## Task instructions:
Please work out how many lines below contain the word "check", and reply with only that number.

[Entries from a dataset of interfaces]
--- --- ---

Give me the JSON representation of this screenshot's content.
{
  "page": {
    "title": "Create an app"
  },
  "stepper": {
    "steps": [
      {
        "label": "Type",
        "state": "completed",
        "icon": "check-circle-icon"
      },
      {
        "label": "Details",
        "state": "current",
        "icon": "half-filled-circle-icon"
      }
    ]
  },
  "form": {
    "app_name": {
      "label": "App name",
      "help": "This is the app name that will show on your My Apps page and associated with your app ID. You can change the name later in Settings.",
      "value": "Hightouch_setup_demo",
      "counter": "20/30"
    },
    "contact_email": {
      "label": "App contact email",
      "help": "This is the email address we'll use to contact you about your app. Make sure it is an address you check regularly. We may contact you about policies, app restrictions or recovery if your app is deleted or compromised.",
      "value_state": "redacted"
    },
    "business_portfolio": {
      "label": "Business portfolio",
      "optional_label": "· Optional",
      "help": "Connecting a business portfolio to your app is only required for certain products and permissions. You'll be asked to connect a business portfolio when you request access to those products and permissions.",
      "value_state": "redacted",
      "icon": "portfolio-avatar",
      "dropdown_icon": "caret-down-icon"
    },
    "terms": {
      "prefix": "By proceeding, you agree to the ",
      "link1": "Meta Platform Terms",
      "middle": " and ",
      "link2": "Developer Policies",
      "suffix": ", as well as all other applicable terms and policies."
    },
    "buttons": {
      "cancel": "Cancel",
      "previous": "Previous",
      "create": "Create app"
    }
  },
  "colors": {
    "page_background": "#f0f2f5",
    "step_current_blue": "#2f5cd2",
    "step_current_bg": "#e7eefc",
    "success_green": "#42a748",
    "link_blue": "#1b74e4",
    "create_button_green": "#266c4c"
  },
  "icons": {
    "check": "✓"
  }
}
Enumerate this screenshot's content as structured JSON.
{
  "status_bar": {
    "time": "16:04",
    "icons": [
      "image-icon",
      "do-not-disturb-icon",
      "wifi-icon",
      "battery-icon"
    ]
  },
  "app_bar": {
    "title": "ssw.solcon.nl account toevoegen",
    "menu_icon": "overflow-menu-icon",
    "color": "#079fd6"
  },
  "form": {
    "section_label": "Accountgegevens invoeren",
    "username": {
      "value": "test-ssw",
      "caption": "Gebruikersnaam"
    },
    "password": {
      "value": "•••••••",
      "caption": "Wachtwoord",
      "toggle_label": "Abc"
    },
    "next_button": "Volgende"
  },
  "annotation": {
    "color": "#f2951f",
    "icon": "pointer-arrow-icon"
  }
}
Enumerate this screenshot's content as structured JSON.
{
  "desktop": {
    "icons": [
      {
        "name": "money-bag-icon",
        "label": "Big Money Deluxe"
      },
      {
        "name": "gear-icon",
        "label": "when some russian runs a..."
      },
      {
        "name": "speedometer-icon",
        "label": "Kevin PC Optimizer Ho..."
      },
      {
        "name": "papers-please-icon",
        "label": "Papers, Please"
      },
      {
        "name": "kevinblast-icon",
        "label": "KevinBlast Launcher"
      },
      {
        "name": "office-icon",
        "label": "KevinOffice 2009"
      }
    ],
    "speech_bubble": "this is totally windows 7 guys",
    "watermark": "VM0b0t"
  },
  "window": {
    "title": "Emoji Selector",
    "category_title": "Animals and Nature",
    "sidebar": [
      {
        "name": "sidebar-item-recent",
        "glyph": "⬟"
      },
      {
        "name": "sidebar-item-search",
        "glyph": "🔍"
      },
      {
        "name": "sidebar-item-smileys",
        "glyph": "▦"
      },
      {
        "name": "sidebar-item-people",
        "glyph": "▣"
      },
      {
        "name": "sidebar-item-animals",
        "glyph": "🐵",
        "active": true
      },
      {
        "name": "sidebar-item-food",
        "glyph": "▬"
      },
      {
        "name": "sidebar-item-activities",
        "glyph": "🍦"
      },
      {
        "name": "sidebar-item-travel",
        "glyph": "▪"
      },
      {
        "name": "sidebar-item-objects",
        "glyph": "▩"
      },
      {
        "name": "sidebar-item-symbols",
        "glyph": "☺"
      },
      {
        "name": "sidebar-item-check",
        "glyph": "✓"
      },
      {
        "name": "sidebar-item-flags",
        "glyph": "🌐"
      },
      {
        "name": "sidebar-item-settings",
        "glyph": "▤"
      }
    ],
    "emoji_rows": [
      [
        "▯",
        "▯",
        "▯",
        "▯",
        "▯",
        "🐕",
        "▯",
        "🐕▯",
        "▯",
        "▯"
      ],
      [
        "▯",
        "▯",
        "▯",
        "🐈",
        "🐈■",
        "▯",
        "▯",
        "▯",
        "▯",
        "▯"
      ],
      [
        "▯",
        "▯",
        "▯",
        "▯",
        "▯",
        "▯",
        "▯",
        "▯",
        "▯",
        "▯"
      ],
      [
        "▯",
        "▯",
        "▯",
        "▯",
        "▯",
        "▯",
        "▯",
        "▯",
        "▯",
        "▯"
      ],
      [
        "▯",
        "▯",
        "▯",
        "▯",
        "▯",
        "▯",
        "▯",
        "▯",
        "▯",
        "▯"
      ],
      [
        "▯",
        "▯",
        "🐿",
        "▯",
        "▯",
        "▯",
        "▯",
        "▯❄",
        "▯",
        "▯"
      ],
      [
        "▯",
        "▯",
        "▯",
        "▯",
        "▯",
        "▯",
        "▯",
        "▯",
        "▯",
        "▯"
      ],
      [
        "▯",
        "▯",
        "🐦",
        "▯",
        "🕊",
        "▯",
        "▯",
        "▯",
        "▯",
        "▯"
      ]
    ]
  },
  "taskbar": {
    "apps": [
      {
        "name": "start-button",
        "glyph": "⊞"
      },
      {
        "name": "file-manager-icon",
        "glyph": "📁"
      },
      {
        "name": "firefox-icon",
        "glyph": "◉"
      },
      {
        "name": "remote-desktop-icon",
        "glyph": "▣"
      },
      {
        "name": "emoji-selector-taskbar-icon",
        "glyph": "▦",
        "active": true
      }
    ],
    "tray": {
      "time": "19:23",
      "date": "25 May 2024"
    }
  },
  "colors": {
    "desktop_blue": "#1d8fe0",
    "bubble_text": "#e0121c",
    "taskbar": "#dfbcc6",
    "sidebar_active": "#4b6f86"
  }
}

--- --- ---

## Exercise answer:
4